    • Check your entire body (under your arms, in and around your ears, in your belly button, behind your knees, between your legs, around your waist, and especially in your hair). Use a hand-held or full-length mirror to view all parts of your body.
    • Check your pets and belongings. Ticks can be on outdoor equipment and clothes. 

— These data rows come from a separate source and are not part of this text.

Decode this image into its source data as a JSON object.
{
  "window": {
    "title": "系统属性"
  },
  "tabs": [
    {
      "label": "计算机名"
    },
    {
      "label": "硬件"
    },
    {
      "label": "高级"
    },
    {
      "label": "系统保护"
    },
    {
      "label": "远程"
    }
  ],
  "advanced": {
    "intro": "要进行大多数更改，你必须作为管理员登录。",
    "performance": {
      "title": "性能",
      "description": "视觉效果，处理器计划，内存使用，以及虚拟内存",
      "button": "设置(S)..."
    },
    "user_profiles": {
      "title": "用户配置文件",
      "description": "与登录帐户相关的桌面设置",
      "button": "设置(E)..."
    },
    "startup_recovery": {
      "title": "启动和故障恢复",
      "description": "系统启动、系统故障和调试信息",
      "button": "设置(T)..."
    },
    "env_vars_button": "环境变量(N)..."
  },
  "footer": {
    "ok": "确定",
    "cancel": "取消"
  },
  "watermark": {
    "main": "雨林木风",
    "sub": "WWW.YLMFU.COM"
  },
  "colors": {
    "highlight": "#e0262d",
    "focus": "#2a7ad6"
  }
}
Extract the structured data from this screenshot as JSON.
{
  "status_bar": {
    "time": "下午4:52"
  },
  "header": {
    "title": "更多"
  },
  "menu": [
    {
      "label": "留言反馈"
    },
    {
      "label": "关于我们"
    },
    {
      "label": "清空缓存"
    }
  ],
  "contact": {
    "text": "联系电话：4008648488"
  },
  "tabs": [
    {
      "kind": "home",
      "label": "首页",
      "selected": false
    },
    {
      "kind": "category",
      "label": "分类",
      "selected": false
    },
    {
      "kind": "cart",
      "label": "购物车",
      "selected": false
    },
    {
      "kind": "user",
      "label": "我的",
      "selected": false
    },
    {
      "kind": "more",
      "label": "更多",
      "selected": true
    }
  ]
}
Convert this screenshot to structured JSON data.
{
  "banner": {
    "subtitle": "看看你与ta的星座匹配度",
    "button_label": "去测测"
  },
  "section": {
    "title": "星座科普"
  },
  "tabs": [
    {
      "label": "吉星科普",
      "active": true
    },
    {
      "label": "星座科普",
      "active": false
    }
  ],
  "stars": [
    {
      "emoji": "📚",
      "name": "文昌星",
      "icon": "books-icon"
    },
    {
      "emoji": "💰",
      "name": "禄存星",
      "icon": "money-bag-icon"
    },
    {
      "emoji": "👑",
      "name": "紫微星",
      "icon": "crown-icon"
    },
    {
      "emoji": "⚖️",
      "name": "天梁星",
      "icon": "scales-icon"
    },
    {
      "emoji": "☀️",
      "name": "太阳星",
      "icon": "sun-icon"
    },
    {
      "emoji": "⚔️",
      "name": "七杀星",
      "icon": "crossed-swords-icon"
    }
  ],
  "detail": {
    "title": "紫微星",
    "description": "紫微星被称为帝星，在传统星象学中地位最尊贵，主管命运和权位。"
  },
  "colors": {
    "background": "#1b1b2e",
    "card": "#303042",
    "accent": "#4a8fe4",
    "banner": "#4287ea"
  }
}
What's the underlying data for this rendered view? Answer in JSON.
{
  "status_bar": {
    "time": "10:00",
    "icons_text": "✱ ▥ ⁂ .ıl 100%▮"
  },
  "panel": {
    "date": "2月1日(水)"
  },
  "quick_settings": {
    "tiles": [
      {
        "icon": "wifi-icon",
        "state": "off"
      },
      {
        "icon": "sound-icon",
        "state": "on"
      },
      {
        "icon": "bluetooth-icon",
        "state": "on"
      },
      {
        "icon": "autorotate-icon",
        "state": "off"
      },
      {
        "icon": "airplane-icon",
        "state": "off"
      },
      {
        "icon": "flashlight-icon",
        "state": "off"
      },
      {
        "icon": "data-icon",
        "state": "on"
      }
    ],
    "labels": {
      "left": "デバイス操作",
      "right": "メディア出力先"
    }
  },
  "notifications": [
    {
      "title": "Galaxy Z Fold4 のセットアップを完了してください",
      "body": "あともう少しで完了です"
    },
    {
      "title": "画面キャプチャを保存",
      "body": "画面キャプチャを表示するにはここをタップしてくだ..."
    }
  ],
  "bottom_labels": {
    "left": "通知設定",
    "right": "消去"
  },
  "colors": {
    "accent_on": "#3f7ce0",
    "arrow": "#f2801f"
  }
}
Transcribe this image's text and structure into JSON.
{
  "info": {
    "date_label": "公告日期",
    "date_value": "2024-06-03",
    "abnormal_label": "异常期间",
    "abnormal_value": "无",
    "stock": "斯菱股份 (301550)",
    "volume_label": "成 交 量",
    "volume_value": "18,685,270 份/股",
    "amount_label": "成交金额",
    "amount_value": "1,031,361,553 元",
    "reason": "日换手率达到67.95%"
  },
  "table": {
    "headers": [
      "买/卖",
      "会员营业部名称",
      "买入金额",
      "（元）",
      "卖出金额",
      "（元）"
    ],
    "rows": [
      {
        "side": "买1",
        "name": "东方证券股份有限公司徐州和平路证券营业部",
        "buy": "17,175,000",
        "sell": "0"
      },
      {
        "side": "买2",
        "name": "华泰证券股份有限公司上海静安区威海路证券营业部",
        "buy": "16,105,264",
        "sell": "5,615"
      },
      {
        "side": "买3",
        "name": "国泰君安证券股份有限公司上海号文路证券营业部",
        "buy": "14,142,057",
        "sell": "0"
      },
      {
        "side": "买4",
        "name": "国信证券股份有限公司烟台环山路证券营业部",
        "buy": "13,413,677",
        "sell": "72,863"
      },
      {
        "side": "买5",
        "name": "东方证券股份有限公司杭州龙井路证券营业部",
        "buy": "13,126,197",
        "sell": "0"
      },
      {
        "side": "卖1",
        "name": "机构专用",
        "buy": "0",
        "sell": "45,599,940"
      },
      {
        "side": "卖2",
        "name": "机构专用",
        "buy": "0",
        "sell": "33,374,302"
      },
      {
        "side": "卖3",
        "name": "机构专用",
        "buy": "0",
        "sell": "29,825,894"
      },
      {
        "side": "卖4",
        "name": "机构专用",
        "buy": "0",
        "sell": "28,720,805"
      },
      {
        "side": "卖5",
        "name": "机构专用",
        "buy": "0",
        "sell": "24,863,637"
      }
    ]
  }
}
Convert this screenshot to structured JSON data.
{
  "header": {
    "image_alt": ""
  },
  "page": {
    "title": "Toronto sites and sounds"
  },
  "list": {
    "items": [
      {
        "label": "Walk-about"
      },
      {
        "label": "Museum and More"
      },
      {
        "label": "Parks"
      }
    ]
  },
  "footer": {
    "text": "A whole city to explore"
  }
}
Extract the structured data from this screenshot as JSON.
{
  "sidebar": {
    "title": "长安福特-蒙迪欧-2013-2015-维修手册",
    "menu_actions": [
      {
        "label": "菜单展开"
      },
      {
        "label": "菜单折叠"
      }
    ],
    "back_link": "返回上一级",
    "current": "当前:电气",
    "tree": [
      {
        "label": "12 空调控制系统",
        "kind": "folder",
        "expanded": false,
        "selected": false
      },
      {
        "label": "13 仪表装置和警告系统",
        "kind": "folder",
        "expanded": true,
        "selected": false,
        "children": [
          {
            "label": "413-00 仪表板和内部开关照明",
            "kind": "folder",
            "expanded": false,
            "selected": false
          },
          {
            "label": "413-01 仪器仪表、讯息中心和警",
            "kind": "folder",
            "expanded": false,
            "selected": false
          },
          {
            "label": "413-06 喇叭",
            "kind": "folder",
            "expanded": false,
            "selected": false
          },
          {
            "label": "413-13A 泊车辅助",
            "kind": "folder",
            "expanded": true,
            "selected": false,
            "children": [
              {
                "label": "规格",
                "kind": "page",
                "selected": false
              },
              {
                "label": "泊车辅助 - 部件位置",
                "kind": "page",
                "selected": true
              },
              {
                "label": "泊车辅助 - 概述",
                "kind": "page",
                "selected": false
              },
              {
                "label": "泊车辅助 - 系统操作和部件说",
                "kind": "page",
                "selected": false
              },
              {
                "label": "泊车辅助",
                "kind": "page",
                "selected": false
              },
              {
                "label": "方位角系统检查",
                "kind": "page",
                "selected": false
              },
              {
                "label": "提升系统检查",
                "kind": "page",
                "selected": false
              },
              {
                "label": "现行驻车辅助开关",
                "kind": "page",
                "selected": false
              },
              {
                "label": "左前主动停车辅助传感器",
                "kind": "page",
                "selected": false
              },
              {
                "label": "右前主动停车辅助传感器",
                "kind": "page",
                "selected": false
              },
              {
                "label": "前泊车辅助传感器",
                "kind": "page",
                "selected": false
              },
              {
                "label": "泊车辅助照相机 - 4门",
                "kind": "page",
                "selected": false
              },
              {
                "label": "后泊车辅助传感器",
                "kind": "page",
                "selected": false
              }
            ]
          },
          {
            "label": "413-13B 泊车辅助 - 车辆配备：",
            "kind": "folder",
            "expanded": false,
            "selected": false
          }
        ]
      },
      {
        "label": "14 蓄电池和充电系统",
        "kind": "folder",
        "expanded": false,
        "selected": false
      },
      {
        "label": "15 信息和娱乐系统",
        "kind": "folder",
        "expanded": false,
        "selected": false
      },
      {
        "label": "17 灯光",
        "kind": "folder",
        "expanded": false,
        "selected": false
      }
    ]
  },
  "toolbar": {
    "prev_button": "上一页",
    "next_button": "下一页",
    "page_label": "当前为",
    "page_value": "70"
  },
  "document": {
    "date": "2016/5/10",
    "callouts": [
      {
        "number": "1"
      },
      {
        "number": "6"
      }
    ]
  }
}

  Why Recycle??
 
    Recycling may require a few extra minutes and conscious commitment.  However, by recycling, the negative impacts on the environment can be minimized and promote a safer and more sustainable community. 
 
    Recycling conserves energy and our natural resources, saves landfill space, as well as reduces water and air pollution.  As environmental awareness increases, recycling increases in relevance.
 
    The common montra Reduce, Reuse, Recycle combined with purchasing recycled products comprise a comprehensive waste and resource reduction strategy that benefits our natural world.  For every 1,000 tons of recycled material, 15 jobs are created as compared to less than one job created by land filling the material.
 
    The US Environmental Protection Agency estimates that 70% of the waste Americans produce could be recycled.
 
    The Morgan County Health Department has dedicated a section of our website for information and education to help you with your recycling efforts.
 
    Recycling is a very important part of our countys waste management.  Click on the page at the left for more information about recycling opportunities in Morgan County.
 



 
 
 
WE NEED YOU!!!

A disaster can strike anywhere, whether it’s a hazardous material or weapons of mass destruction or a natural disaster like a tornado or flood.   Problems arising from emergencies and disasters pose a threat to human health, well-being, and survival.

 

    In the event of a disaster, the health department would need volunteers to help us help the citizens of Morgan County.  We will need medical staff as well as support and environmental staff.  If  you would be interested in being on our list, please fill out the Volunteer application and send it to us.

 

  Click here for the Volunteer Application.

 

 Thank you for your support!